This lack of historical understanding and a diplomatic inability to resolve the associated geopolitical problems then brought on a series of conflicts that would involve practically all of the world’s geophysicists.
Looking back to 1940, one finds that this was
Figures & Tables

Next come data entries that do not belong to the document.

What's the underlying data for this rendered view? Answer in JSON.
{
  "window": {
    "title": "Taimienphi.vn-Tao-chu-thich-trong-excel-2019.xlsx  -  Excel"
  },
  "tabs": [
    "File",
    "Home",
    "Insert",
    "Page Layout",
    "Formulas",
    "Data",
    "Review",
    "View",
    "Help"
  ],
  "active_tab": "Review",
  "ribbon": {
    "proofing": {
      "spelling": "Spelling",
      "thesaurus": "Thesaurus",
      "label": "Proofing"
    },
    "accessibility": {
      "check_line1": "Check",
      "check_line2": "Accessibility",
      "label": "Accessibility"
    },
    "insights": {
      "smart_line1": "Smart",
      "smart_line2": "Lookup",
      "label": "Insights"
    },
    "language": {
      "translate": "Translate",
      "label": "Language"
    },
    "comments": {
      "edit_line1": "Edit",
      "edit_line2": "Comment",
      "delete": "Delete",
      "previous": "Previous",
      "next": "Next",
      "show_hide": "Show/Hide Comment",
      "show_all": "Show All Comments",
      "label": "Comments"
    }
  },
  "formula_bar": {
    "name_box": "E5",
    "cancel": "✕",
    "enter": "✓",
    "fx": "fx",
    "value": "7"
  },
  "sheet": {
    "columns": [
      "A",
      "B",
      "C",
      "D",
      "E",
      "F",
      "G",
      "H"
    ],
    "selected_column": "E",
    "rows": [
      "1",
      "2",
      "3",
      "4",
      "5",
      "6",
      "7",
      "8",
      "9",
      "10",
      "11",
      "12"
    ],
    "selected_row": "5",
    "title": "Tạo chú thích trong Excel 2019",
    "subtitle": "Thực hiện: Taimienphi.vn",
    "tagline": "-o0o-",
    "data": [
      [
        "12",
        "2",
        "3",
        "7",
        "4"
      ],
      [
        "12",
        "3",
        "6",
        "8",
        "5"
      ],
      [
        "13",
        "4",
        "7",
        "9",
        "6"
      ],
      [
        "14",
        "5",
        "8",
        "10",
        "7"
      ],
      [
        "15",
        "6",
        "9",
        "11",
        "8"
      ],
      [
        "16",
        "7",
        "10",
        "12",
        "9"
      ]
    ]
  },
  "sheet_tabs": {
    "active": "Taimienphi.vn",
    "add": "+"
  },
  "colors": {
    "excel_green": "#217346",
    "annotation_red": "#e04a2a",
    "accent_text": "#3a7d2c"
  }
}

Scientists have long been trained to build on the successes or failures of their predecessors, their teachers, and their fellows largely through scientific associations and their publications. Such societies range from small, local ones to huge organizations with membership drawn from over 100 countries. The oldest and most prestigious for geophysicists is the Royal Society, given both its name and charter by Britain’s King Charles II back in 1660. The Royal Astronomical Society, chartered in 1820, has also had a marked interest in geophysical matters, even to the extent of publishing a Geophysical Journal, because the earth is very much a part of the planetary system. Within the United States, the prestigious National Academy of Sciences (NAS) was started as an ally of government at the initiative of President Abraham Lincoln who asked the scientific community in 1863 for technical assistance with the war effort. Geophysical societies per se did not appear until the early 1900s. As a result of the great San Francisco earthquake, the Seismological Society of America (SSA) was formed in 1906. The International Union of Geodesy and Geophysics (IUGG) came into being in 1911, while its U.S. interface, the American Geophysical Union (AGU), was finally organized in 1919. The field of exploration geophysics lagged even further, with the Society of Exploration Geophysicists not being incorporated until 1930.
Long before the advent of scientific societies, perceptive men had been contending with the physical forces of nature. Aristotle (384–322 BC) compiled the first known geophysical treatise, the Meteorologica, less than half of which pertained to weather matters—the remainder dealt with oceanography, astronomy, and meteors (also called shooting stars). Formal seismic instrumentation appeared as early as A.D. 132 when Chang Heng set up a seismoscope in China that not only indicated that an earthquake had occurred but also the direction of the first motion. However, man’s formal knowledge of the physics of the earth did not change much from the time of Aristotle until late in the European Renaissance, when the fertile mind of Leonardo da Vinci (1452–1519) initiated new thinking on this subject, as he did in so many others. Early in the 16th century, he studied, for example, the tides of the Euxine (Black) and Caspian Seas, as well as the mechanics and inherent dangers of rock slippage along a geological fault near Florence, Italy. He also deduced that Alpine rocks were at one time submerged for he found embedded sea shell fossils.